What you should do: The answer should be each line of the records that contains the word "icon"; please copy them all.

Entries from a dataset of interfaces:
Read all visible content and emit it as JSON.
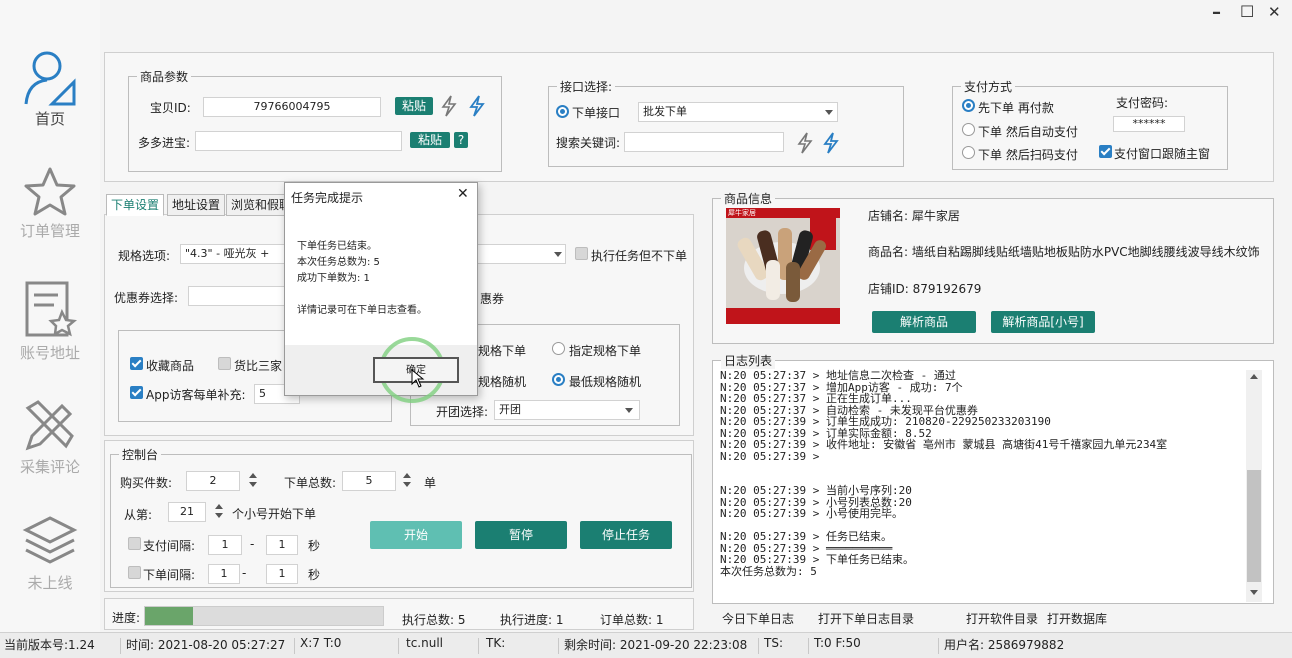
{
  "window": {
    "minimize": "–",
    "maximize": "☐",
    "close": "✕"
  },
  "sidebar": [
    {
      "label": "首页",
      "icon": "user-icon",
      "active": true
    },
    {
      "label": "订单管理",
      "icon": "star-icon"
    },
    {
      "label": "账号地址",
      "icon": "document-star-icon"
    },
    {
      "label": "采集评论",
      "icon": "pencil-ruler-icon"
    },
    {
      "label": "未上线",
      "icon": "layers-icon"
    }
  ],
  "product_params": {
    "title": "商品参数",
    "item_id_label": "宝贝ID:",
    "item_id_value": "79766004795",
    "paste": "粘贴",
    "duo_label": "多多进宝:",
    "duo_value": "",
    "help": "?"
  },
  "interface": {
    "title": "接口选择:",
    "order_api_label": "下单接口",
    "order_api_value": "批发下单",
    "keyword_label": "搜索关键词:",
    "keyword_value": ""
  },
  "payment": {
    "title": "支付方式",
    "opt1": "先下单 再付款",
    "opt2": "下单 然后自动支付",
    "opt3": "下单 然后扫码支付",
    "pwd_label": "支付密码:",
    "pwd_value": "******",
    "follow_label": "支付窗口跟随主窗"
  },
  "tabs": [
    "下单设置",
    "地址设置",
    "浏览和假聊"
  ],
  "order_settings": {
    "spec_label": "规格选项:",
    "spec_value": "\"4.3\" - 哑光灰 +",
    "coupon_label": "优惠券选择:",
    "exec_no_order": "执行任务但不下单",
    "coupon_tail": "惠券",
    "collect": "收藏商品",
    "compare": "货比三家",
    "app_visit": "App访客每单补充:",
    "app_visit_value": "5",
    "spec_order": "规格下单",
    "specified_spec": "指定规格下单",
    "spec_random": "规格随机",
    "lowest_random": "最低规格随机",
    "group_label": "开团选择:",
    "group_value": "开团"
  },
  "dialog": {
    "title": "任务完成提示",
    "line1": "下单任务已结束。",
    "line2": "本次任务总数为: 5",
    "line3": "成功下单数为: 1",
    "line4": "详情记录可在下单日志查看。",
    "ok": "确定"
  },
  "control": {
    "title": "控制台",
    "qty_label": "购买件数:",
    "qty_value": "2",
    "total_label": "下单总数:",
    "total_value": "5",
    "unit": "单",
    "from_label": "从第:",
    "from_value": "21",
    "from_suffix": "个小号开始下单",
    "pay_interval": "支付间隔:",
    "order_interval": "下单间隔:",
    "v1": "1",
    "v2": "1",
    "dash": "-",
    "sec": "秒",
    "start": "开始",
    "pause": "暂停",
    "stop": "停止任务"
  },
  "progress": {
    "label": "进度:",
    "fraction": 0.2,
    "exec_total": "执行总数: 5",
    "exec_progress": "执行进度: 1",
    "order_total": "订单总数: 1"
  },
  "product_info": {
    "title": "商品信息",
    "shop_label": "店铺名: 犀牛家居",
    "product_label": "商品名: 墙纸自粘踢脚线贴纸墙贴地板贴防水PVC地脚线腰线波导线木纹饰",
    "shop_id": "店铺ID: 879192679",
    "parse": "解析商品",
    "parse_small": "解析商品[小号]",
    "thumb_tag": "犀牛家居"
  },
  "log": {
    "title": "日志列表",
    "lines": [
      "N:20 05:27:37 > 地址信息二次检查 - 通过",
      "N:20 05:27:37 > 增加App访客 - 成功: 7个",
      "N:20 05:27:37 > 正在生成订单...",
      "N:20 05:27:37 > 自动检索 - 未发现平台优惠券",
      "N:20 05:27:39 > 订单生成成功: 210820-229250233203190",
      "N:20 05:27:39 > 订单实际金额: 8.52",
      "N:20 05:27:39 > 收件地址: 安徽省 亳州市 蒙城县 高塘街41号千禧家园九单元234室",
      "N:20 05:27:39 >",
      "",
      "",
      "N:20 05:27:39 > 当前小号序列:20",
      "N:20 05:27:39 > 小号列表总数:20",
      "N:20 05:27:39 > 小号使用完毕。",
      "",
      "N:20 05:27:39 > 任务已结束。",
      "N:20 05:27:39 > ══════════",
      "N:20 05:27:39 > 下单任务已结束。",
      "本次任务总数为: 5"
    ],
    "btn_today": "今日下单日志",
    "btn_open_log": "打开下单日志目录",
    "btn_open_soft": "打开软件目录",
    "btn_open_db": "打开数据库"
  },
  "statusbar": {
    "version": "当前版本号:1.24",
    "time": "时间: 2021-08-20 05:27:27",
    "xt": "X:7 T:0",
    "tc": "tc.null",
    "tk": "TK:",
    "remain": "剩余时间: 2021-09-20 22:23:08",
    "ts": "TS:",
    "tf": "T:0 F:50",
    "user": "用户名: 2586979882"
  },
  "colors": {
    "accent": "#1b7f72",
    "accent_light": "#5fbfb2",
    "check": "#2a7fc4",
    "progress": "#6aa56a",
    "highlight_ring": "#7fd07f"
  }
}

Task result:
      "icon": "user-icon",
      "icon": "star-icon"
      "icon": "document-star-icon"
      "icon": "pencil-ruler-icon"
      "icon": "layers-icon"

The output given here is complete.